**WHAT THIS TASK INVOLVES:**
Without the images, output each record below as it stands.

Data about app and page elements

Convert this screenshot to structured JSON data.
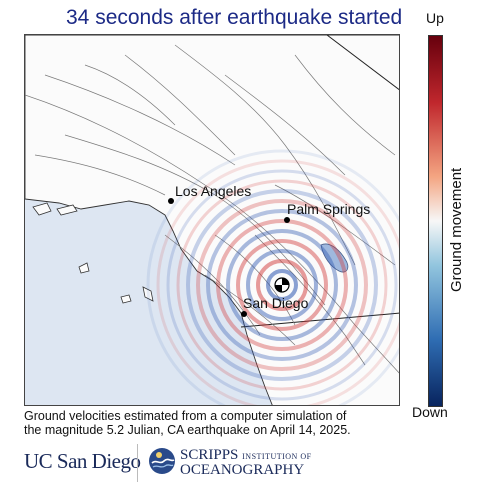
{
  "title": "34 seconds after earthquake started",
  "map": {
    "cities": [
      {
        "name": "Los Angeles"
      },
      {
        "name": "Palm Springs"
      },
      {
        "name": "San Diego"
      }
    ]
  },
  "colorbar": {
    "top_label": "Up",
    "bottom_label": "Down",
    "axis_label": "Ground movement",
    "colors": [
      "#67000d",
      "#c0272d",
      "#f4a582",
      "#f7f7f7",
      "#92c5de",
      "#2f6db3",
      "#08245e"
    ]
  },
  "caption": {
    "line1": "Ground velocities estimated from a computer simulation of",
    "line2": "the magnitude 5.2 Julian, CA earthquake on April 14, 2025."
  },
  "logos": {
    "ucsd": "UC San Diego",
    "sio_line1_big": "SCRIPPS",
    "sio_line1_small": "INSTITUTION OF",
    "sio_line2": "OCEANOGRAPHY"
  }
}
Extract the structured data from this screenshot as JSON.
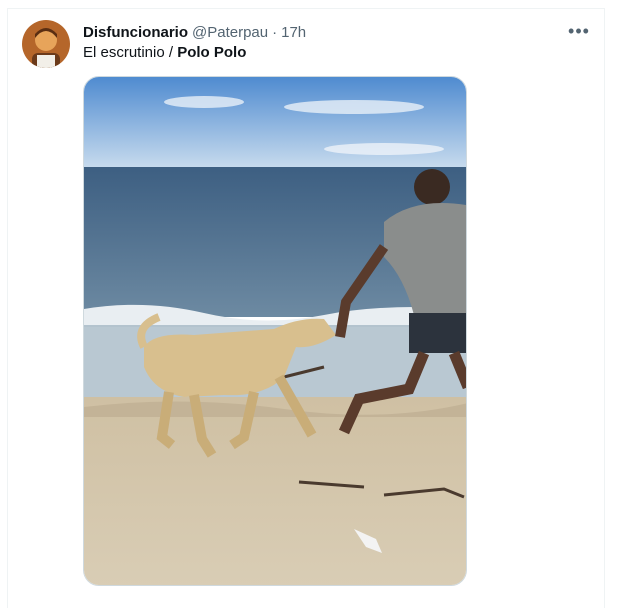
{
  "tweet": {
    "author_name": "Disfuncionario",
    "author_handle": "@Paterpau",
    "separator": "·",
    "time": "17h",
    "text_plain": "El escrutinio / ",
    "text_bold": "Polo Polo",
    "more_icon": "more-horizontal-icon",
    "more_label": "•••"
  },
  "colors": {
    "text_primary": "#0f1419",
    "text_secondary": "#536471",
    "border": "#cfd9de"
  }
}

**TASK ANSWER:**
Convert this screenshot to structured JSON data.
{
  "title": "34 seconds after earthquake started",
  "map": {
    "cities": [
      {
        "name": "Los Angeles"
      },
      {
        "name": "Palm Springs"
      },
      {
        "name": "San Diego"
      }
    ]
  },
  "colorbar": {
    "top_label": "Up",
    "bottom_label": "Down",
    "axis_label": "Ground movement",
    "colors": [
      "#67000d",
      "#c0272d",
      "#f4a582",
      "#f7f7f7",
      "#92c5de",
      "#2f6db3",
      "#08245e"
    ]
  },
  "caption": {
    "line1": "Ground velocities estimated from a computer simulation of",
    "line2": "the magnitude 5.2 Julian, CA earthquake on April 14, 2025."
  },
  "logos": {
    "ucsd": "UC San Diego",
    "sio_line1_big": "SCRIPPS",
    "sio_line1_small": "INSTITUTION OF",
    "sio_line2": "OCEANOGRAPHY"
  }
}
Extract the structured data from this screenshot as JSON.
{
  "tweet": {
    "author_name": "Disfuncionario",
    "author_handle": "@Paterpau",
    "separator": "·",
    "time": "17h",
    "text_plain": "El escrutinio / ",
    "text_bold": "Polo Polo",
    "more_icon": "more-horizontal-icon",
    "more_label": "•••"
  },
  "colors": {
    "text_primary": "#0f1419",
    "text_secondary": "#536471",
    "border": "#cfd9de"
  }
}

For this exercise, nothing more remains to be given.